THE PROBLEM: Within the material below, count every line with the string "true". Give no more than the number.

────────────────

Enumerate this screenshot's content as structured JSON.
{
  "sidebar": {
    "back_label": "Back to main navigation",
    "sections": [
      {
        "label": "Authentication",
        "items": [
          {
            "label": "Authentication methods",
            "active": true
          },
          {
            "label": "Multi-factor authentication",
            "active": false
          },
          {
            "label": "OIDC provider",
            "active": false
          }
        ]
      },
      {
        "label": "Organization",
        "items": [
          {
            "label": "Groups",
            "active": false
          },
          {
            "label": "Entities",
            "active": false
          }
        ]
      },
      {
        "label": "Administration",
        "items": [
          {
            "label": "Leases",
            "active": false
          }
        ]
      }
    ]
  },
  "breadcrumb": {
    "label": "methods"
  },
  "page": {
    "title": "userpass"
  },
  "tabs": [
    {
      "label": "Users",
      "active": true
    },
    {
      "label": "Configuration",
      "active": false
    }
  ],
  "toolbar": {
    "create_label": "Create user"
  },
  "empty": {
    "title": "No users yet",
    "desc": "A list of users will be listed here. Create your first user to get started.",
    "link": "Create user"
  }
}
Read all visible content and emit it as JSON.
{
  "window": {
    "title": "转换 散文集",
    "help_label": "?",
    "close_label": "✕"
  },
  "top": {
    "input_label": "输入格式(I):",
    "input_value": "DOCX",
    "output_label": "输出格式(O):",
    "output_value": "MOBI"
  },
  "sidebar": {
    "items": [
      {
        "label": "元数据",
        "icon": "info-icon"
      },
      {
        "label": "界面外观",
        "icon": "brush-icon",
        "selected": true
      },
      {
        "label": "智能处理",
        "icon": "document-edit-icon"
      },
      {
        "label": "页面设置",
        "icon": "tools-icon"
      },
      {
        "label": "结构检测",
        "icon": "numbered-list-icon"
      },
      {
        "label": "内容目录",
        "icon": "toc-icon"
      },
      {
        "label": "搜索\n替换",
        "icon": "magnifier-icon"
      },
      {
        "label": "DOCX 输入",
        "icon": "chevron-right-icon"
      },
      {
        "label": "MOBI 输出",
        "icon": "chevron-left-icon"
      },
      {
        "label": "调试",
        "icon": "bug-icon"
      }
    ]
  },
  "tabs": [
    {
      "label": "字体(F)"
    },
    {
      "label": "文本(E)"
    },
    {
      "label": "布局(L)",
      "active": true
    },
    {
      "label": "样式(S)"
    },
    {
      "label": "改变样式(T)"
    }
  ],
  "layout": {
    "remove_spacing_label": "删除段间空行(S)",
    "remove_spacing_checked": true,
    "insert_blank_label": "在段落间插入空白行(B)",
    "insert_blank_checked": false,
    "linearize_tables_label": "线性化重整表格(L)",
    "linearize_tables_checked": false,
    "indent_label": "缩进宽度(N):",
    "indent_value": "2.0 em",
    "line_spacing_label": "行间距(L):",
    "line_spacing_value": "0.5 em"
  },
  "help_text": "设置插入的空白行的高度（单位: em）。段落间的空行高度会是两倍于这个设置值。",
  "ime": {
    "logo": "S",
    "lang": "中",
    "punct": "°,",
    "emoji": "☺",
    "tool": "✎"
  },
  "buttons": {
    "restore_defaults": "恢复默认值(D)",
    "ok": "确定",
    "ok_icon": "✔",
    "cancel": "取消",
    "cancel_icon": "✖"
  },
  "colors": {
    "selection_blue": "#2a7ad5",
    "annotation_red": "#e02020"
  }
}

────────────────

ANSWER BOX: 5